In addition, video visits are usually restricted to follow-up or acute conditions that tend to have lower visit times; nevertheless, there are several other factors to explain why this time reduction may be occurring. Due to the convenience of video visits, patients will miss fewer appointments and are more likely to show up for their visits on time. Missed visits cause lost income and productivity for physicians and the practice, and late arrivals may cause physicians to run behind, thus delaying other patient visits.
The average time a physician spends with a patient in America is 17.4 minutes. While many physicians feel pressure to increasingly reduce visit times, they are also challenged to balance patient satisfaction and quality of care with a sense of urgency to move patients through the process faster. Telemedicine is helping physicians with this challenge, to become more time efficient without sacrificing quality of care or patient satisfaction.
On average, telemedicine physicians are seeing a reduction on visit times by about 20%, with the average visit time in one study being as low as 12 minutes. While this may not seem like a significant improvement, upon further exploration, the implications are far more reaching. Let’s assume under the current model an efficient physician can process 28 patients a day, which represents four patients an hour for seven hours.
Another reason physicians see time savings is the focus on information exchange that occurs during video visits. Telemedicine visits tend to be much more focused than in-person visits, as the spectrum of care physicians can provide is limited to what they can only do remotely.

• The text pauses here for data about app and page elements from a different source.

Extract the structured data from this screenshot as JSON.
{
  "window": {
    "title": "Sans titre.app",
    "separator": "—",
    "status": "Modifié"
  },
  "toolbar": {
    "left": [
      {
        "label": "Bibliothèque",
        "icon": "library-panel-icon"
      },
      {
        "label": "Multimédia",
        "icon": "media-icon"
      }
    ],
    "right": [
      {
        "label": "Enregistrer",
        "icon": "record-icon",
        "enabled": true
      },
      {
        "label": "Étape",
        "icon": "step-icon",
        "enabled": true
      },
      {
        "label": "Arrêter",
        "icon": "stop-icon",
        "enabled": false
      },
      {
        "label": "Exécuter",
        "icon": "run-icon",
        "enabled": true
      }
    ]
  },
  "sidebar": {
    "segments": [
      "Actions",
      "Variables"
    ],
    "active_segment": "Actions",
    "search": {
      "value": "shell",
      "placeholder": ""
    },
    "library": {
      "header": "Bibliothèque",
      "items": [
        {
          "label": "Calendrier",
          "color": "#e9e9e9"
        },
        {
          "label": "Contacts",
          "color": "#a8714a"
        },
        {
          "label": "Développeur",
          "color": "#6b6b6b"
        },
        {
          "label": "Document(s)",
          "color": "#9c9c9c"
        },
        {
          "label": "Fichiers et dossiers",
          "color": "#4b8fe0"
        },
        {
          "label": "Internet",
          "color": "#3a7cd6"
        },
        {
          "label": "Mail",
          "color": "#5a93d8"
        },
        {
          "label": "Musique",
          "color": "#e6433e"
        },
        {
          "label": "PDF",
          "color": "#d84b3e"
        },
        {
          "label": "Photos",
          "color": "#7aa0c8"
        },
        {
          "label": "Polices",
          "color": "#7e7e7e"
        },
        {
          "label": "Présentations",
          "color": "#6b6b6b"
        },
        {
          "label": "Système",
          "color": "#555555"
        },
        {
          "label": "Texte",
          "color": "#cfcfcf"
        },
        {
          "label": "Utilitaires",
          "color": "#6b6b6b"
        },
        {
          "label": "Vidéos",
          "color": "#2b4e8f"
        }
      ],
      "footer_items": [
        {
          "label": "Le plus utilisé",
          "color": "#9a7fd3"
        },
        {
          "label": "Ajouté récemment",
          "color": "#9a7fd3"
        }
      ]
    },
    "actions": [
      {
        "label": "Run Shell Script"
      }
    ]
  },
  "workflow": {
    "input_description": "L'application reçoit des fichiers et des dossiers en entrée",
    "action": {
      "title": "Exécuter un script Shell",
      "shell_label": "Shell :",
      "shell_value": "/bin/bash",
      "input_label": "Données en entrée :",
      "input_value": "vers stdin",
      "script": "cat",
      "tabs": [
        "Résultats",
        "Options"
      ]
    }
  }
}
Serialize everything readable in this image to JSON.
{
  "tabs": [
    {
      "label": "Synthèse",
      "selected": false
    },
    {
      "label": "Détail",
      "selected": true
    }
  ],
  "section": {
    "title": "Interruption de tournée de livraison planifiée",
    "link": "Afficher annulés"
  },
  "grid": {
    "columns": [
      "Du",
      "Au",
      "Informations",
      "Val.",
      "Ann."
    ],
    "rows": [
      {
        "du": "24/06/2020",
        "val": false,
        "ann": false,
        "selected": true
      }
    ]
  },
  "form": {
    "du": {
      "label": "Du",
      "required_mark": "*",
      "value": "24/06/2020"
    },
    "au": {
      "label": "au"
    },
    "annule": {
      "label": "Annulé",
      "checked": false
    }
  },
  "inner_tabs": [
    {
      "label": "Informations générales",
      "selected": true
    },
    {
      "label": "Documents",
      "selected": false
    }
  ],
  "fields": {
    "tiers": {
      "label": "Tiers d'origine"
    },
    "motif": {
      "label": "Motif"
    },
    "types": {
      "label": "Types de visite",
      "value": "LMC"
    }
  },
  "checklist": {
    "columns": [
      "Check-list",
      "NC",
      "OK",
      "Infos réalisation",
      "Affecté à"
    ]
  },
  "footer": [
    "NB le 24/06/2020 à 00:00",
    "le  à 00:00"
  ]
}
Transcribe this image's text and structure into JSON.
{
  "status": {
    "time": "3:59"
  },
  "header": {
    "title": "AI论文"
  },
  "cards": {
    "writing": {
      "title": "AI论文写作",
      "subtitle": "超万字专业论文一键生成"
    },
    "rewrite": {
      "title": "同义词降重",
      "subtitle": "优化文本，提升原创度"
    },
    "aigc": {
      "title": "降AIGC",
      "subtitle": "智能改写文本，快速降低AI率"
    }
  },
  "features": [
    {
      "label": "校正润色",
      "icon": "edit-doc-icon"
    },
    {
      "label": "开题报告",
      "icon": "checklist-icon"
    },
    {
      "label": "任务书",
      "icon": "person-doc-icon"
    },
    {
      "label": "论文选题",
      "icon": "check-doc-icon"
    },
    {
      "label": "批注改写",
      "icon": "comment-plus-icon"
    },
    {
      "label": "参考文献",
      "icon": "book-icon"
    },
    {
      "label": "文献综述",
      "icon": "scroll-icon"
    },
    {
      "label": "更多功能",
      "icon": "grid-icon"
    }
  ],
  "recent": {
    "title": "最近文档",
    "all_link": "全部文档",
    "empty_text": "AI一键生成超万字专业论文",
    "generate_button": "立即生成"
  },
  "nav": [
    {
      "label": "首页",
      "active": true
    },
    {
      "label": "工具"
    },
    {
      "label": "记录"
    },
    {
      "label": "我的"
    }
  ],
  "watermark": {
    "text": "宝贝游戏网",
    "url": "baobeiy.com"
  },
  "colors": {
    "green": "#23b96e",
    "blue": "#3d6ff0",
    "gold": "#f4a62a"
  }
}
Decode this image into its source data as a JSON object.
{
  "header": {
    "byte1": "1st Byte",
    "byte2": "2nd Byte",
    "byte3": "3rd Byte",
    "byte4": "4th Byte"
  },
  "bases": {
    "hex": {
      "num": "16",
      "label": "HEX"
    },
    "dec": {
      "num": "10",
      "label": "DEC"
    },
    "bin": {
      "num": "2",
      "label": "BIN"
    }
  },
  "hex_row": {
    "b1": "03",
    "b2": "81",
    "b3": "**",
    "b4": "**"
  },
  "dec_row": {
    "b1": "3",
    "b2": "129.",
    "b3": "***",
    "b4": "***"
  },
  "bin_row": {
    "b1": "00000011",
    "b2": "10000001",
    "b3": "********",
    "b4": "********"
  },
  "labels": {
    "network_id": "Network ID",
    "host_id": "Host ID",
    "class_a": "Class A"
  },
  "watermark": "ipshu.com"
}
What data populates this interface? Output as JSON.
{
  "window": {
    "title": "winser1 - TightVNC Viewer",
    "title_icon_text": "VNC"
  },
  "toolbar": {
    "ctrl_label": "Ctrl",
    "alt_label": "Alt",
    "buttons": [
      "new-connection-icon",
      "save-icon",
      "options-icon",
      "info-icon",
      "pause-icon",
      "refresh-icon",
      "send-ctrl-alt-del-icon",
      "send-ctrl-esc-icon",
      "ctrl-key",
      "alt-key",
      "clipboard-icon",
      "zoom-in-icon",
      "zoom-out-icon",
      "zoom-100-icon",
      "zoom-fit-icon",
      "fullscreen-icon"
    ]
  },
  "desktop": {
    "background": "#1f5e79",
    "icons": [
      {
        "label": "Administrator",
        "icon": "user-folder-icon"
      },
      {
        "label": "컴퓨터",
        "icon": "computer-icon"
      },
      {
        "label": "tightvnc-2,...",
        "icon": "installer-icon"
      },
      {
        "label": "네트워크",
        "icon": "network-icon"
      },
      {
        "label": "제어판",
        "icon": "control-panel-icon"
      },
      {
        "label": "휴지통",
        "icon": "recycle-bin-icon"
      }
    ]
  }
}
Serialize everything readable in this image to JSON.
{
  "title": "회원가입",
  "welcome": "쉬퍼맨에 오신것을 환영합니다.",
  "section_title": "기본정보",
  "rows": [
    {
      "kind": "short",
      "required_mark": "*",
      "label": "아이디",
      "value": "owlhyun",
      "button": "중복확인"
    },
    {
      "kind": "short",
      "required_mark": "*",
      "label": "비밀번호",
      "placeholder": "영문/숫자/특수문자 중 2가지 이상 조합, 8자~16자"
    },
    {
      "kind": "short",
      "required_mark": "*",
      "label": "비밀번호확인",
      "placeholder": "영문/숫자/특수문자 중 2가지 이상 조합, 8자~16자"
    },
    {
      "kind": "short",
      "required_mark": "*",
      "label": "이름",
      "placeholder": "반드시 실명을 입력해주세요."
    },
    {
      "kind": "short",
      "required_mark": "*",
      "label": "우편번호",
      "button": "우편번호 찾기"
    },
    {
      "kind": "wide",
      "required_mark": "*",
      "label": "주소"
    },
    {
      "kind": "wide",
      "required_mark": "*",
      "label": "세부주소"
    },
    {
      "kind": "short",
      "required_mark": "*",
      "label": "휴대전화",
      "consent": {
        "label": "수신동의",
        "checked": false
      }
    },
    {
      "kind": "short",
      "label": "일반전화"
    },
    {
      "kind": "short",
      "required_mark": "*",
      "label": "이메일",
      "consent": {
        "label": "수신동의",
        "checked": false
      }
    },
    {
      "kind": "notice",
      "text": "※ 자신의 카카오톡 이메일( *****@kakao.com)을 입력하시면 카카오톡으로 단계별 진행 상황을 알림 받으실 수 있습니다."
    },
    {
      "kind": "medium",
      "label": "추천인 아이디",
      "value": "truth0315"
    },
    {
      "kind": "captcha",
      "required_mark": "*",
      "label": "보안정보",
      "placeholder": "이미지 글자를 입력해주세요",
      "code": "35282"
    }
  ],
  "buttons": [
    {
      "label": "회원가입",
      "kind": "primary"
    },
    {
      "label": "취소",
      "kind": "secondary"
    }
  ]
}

Telemedicine visits are often focused around screening or maintenance of the patient, allowing the physician to focus on next steps rather than troubleshooting solutions during a visit.